* [Problem requirements] Your answer must be an exact copy of every record.

____

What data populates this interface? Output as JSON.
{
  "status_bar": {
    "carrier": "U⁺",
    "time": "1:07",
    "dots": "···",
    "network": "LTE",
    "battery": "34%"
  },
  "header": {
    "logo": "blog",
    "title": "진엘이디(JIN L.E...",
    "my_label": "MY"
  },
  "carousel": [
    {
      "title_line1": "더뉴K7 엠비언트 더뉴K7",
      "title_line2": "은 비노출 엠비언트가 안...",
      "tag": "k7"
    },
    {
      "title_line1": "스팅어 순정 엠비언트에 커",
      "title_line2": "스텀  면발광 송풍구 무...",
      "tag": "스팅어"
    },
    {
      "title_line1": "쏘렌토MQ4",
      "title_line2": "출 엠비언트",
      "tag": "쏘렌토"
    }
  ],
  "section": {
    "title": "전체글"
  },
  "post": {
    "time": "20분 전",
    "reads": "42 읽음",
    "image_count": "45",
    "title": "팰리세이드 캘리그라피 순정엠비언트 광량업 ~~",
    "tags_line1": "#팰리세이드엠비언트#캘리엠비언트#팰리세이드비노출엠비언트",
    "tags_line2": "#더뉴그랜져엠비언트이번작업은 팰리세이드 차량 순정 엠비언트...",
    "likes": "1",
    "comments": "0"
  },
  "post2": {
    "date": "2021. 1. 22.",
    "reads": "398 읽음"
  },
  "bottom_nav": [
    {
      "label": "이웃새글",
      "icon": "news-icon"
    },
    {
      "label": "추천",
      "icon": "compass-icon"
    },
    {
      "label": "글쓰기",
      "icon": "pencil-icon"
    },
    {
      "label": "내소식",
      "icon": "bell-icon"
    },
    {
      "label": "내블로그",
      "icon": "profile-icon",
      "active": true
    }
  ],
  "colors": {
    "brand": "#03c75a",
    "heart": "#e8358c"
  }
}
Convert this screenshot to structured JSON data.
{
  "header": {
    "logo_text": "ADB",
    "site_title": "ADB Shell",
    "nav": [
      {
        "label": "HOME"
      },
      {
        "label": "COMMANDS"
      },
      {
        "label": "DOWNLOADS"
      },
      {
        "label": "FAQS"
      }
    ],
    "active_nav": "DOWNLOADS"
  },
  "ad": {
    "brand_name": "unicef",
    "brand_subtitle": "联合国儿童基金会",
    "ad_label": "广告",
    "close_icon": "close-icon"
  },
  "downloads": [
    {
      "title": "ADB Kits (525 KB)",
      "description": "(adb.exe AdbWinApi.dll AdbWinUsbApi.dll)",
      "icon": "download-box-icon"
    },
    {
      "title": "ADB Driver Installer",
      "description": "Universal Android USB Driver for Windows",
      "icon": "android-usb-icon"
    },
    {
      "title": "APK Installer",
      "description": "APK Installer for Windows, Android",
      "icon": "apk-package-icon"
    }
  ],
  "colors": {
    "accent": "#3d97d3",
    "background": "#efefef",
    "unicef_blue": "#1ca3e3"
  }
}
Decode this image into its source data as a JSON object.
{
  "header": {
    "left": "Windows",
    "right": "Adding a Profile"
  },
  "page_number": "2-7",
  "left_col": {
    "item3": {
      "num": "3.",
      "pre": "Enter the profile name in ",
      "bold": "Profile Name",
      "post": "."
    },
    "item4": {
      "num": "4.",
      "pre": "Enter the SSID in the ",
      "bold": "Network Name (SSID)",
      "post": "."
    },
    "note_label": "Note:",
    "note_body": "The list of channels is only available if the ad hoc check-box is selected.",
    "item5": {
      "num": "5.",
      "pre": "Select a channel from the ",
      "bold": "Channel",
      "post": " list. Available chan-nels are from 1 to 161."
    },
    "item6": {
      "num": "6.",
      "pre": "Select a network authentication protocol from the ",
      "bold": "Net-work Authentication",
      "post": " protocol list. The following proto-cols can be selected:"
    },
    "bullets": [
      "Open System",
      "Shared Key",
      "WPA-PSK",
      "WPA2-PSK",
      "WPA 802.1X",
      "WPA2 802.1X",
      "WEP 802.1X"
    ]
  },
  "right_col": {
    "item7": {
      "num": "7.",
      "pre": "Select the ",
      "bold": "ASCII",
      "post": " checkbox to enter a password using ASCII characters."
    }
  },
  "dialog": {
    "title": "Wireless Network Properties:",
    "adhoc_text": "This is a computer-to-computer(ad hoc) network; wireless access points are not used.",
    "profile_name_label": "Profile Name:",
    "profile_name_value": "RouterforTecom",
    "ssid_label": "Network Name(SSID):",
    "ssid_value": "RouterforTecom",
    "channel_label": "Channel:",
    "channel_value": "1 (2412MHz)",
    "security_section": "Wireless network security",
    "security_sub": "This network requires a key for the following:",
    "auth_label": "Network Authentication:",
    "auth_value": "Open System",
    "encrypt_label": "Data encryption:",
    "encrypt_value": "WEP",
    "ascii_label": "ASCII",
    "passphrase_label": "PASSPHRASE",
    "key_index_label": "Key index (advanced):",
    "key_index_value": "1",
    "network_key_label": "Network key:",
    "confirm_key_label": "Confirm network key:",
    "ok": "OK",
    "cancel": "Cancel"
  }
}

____

* [Task result]
What data populates this interface? Output as JSON.
{
  "status_bar": {
    "carrier": "U⁺",
    "time": "1:07",
    "dots": "···",
    "network": "LTE",
    "battery": "34%"
  },
  "header": {
    "logo": "blog",
    "title": "진엘이디(JIN L.E...",
    "my_label": "MY"
  },
  "carousel": [
    {
      "title_line1": "더뉴K7 엠비언트 더뉴K7",
      "title_line2": "은 비노출 엠비언트가 안...",
      "tag": "k7"
    },
    {
      "title_line1": "스팅어 순정 엠비언트에 커",
      "title_line2": "스텀  면발광 송풍구 무...",
      "tag": "스팅어"
    },
    {
      "title_line1": "쏘렌토MQ4",
      "title_line2": "출 엠비언트",
      "tag": "쏘렌토"
    }
  ],
  "section": {
    "title": "전체글"
  },
  "post": {
    "time": "20분 전",
    "reads": "42 읽음",
    "image_count": "45",
    "title": "팰리세이드 캘리그라피 순정엠비언트 광량업 ~~",
    "tags_line1": "#팰리세이드엠비언트#캘리엠비언트#팰리세이드비노출엠비언트",
    "tags_line2": "#더뉴그랜져엠비언트이번작업은 팰리세이드 차량 순정 엠비언트...",
    "likes": "1",
    "comments": "0"
  },
  "post2": {
    "date": "2021. 1. 22.",
    "reads": "398 읽음"
  },
  "bottom_nav": [
    {
      "label": "이웃새글",
      "icon": "news-icon"
    },
    {
      "label": "추천",
      "icon": "compass-icon"
    },
    {
      "label": "글쓰기",
      "icon": "pencil-icon"
    },
    {
      "label": "내소식",
      "icon": "bell-icon"
    },
    {
      "label": "내블로그",
      "icon": "profile-icon",
      "active": true
    }
  ],
  "colors": {
    "brand": "#03c75a",
    "heart": "#e8358c"
  }
}
Convert this screenshot to structured JSON data.
{
  "header": {
    "logo_text": "ADB",
    "site_title": "ADB Shell",
    "nav": [
      {
        "label": "HOME"
      },
      {
        "label": "COMMANDS"
      },
      {
        "label": "DOWNLOADS"
      },
      {
        "label": "FAQS"
      }
    ],
    "active_nav": "DOWNLOADS"
  },
  "ad": {
    "brand_name": "unicef",
    "brand_subtitle": "联合国儿童基金会",
    "ad_label": "广告",
    "close_icon": "close-icon"
  },
  "downloads": [
    {
      "title": "ADB Kits (525 KB)",
      "description": "(adb.exe AdbWinApi.dll AdbWinUsbApi.dll)",
      "icon": "download-box-icon"
    },
    {
      "title": "ADB Driver Installer",
      "description": "Universal Android USB Driver for Windows",
      "icon": "android-usb-icon"
    },
    {
      "title": "APK Installer",
      "description": "APK Installer for Windows, Android",
      "icon": "apk-package-icon"
    }
  ],
  "colors": {
    "accent": "#3d97d3",
    "background": "#efefef",
    "unicef_blue": "#1ca3e3"
  }
}
Decode this image into its source data as a JSON object.
{
  "header": {
    "left": "Windows",
    "right": "Adding a Profile"
  },
  "page_number": "2-7",
  "left_col": {
    "item3": {
      "num": "3.",
      "pre": "Enter the profile name in ",
      "bold": "Profile Name",
      "post": "."
    },
    "item4": {
      "num": "4.",
      "pre": "Enter the SSID in the ",
      "bold": "Network Name (SSID)",
      "post": "."
    },
    "note_label": "Note:",
    "note_body": "The list of channels is only available if the ad hoc check-box is selected.",
    "item5": {
      "num": "5.",
      "pre": "Select a channel from the ",
      "bold": "Channel",
      "post": " list. Available chan-nels are from 1 to 161."
    },
    "item6": {
      "num": "6.",
      "pre": "Select a network authentication protocol from the ",
      "bold": "Net-work Authentication",
      "post": " protocol list. The following proto-cols can be selected:"
    },
    "bullets": [
      "Open System",
      "Shared Key",
      "WPA-PSK",
      "WPA2-PSK",
      "WPA 802.1X",
      "WPA2 802.1X",
      "WEP 802.1X"
    ]
  },
  "right_col": {
    "item7": {
      "num": "7.",
      "pre": "Select the ",
      "bold": "ASCII",
      "post": " checkbox to enter a password using ASCII characters."
    }
  },
  "dialog": {
    "title": "Wireless Network Properties:",
    "adhoc_text": "This is a computer-to-computer(ad hoc) network; wireless access points are not used.",
    "profile_name_label": "Profile Name:",
    "profile_name_value": "RouterforTecom",
    "ssid_label": "Network Name(SSID):",
    "ssid_value": "RouterforTecom",
    "channel_label": "Channel:",
    "channel_value": "1 (2412MHz)",
    "security_section": "Wireless network security",
    "security_sub": "This network requires a key for the following:",
    "auth_label": "Network Authentication:",
    "auth_value": "Open System",
    "encrypt_label": "Data encryption:",
    "encrypt_value": "WEP",
    "ascii_label": "ASCII",
    "passphrase_label": "PASSPHRASE",
    "key_index_label": "Key index (advanced):",
    "key_index_value": "1",
    "network_key_label": "Network key:",
    "confirm_key_label": "Confirm network key:",
    "ok": "OK",
    "cancel": "Cancel"
  }
}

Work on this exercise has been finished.